No clue. There are not enough breadcrumbs to follow a trail. Oh sure, Josh McCown will start the season because Lovie knows him, and Lovie is your typical conservative defensive coach who prefers veterans. But who will be the quarterback beyond the Week 8 bye?
Every once in a while, an old backup quarterback has a low-interception season that gets everyone carried away. Damon Huard in 2006 is my favorite example: 11 touchdowns, one interception in late-season relief for the Chiefs, and suddenly Herm Edwards thought he stuck gold. Or how about Todd Collins for the 2007 Redskins: five touchdowns and no interceptions in three late-season wins. The Redskins were not suckered by the 36-year old Collins -- nothing could deter them from making Jason Campbell a star -- but another coach decided three years later to make Collins his primary backup, getting five interceptions in just 27 passes and an 0-for-4 effort in a playoff loss from the pushing-40 passer as a reward.
That coach's name: Lovie Smith.
Something short-circuits in the minds of defensive coaches when they see a low interception rate. Why, this 35-year-old quarterback has learned how to avoid turnovers, which all defensive coaches know are not common, inevitable mistakes but signs of personal and moral weakness. He may never throw an interception again! MY DEFENSE WILL BE UNSTOPPABLE AS IT WINS A SERIES OF 9-TO-0 GAMES!!! It goes without saying that 35 year olds who were buried on benches for a decade were buried there for good reasons.

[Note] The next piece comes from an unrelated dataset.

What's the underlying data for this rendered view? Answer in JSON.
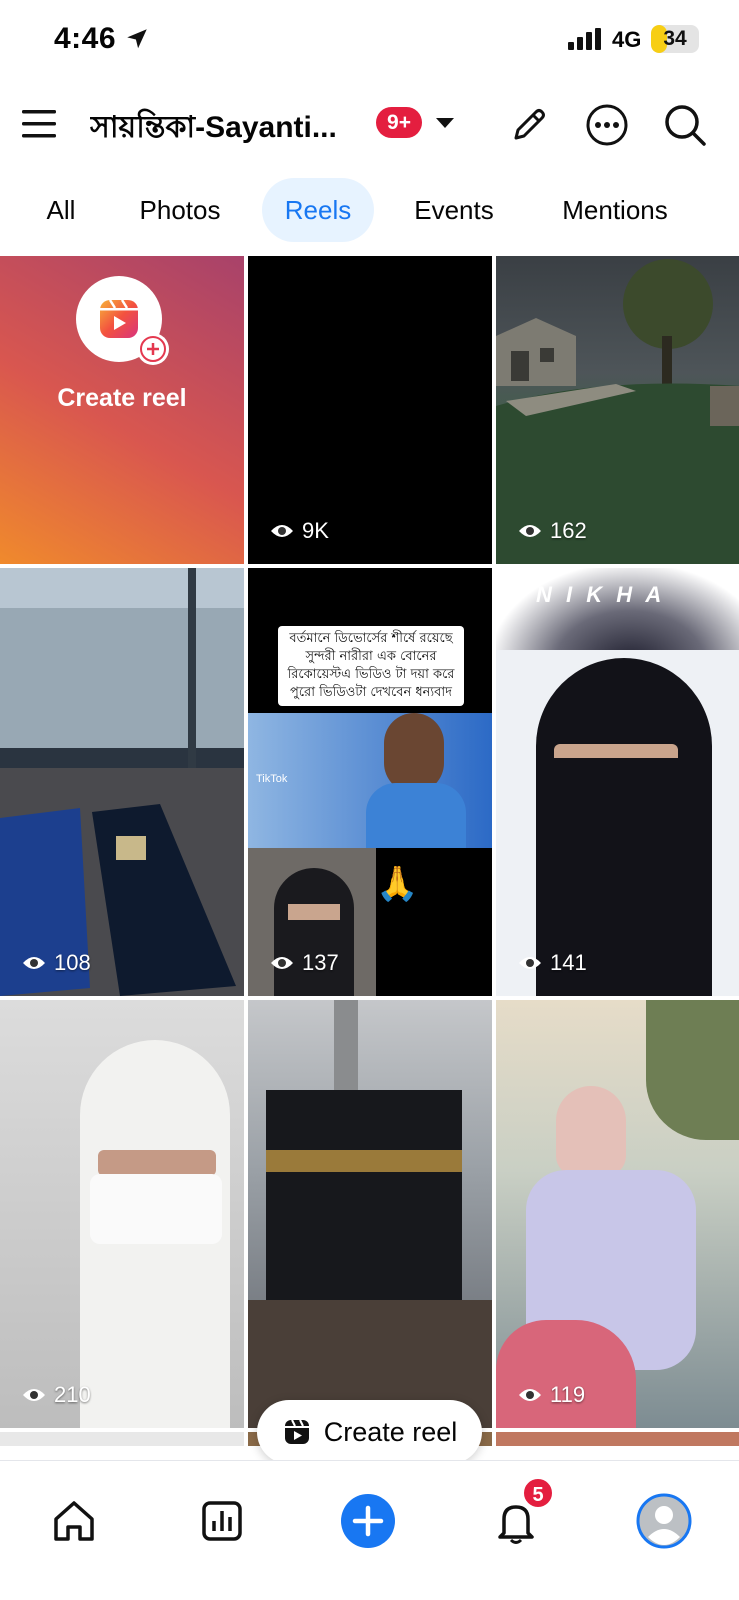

While McCown was beating the Seneca Wallace Packers and picking apart the Cowboys' stand-still-and-stare-sir defense, Mike Glennon was shoveling out the Augean Stables. Like many rookies, Glennon was a bad situational quarterback. Unfortunately, he was stuck in many bad situations. Here are three examples:
-- When the Bucs had the ball inside their own 20, Glennon completed just 57 percent of his passes (not awful) but endured four interceptions and eight sacks. Glennon dropped back to pass 101 times inside his own 20, accounting for 22 percent of his pass attempts plus sacks. There was no sense that the coaching staff recognized a rookie with his back to the end zone against the Cardinals defense should be given some training-wheel play calls.
-- From his 31st pass of a game on, Glennon completed just 46.1 percent of his passes, averaged just 4.12 yards per attempt and threw three of his nine interceptions. As you might expect, most of those attempts came at the end of desperate losses to very good defenses like the Panthers, Cardinals, Niners and Saints.
-- Glennon was 3-of-10 on fourth downs, with an interception and a sack. Glennon was asked to pass on five fourth-and-10s and a fourth-and-eight. His interception came on fourth-and-26 against the 49ers. Because you are curious: Tom Brady and Peyton Manning were a combined 8-of-13 with one interception on fourth-down conversions, though most of their attempts came on fourth-and-short. They were asked to convert just one fourth-and-eight and one fourth-and-10 all year, with Brady succeeding on both.
Glennon was not Matt Ryan 2008 last year, but had he played for sane coaches and gotten the opportunity to spray short passes in 20-14 victories instead of charging headlong onto the killing field, he might now be considered a prospect on the rise. Instead, Love 'n' Jeff reportedly tried to trade him in the spring, though they have since made soothing sounds about his improvement during minicamps.
At least the eventual quarterback now has a full complement of weapons: Vincent Jackson, Evans, Martin, Sefarin-Jenkins, Brandon Myers, Herron and some roster-fodder Chris Owusu types. Competent game plans, capable receivers and organizational stability can make a journeyman backup and an inexperienced, slow-footed fastballer look great.
Tedford sometimes coaches like he believes all the world's problems can be solved by holding the football closer to your chin. Lovie has spotty taste in quarterbacks. But if any coach can coax double-digit wins out of youngsters and journeymen, it's the guy who rode Rex Grossman to a Super Bowl.
Lavonte David is currently the NFL's Player Who Does Not Get Enough Credit. After Lovie is done with him, he will be Defensive Player of the Year.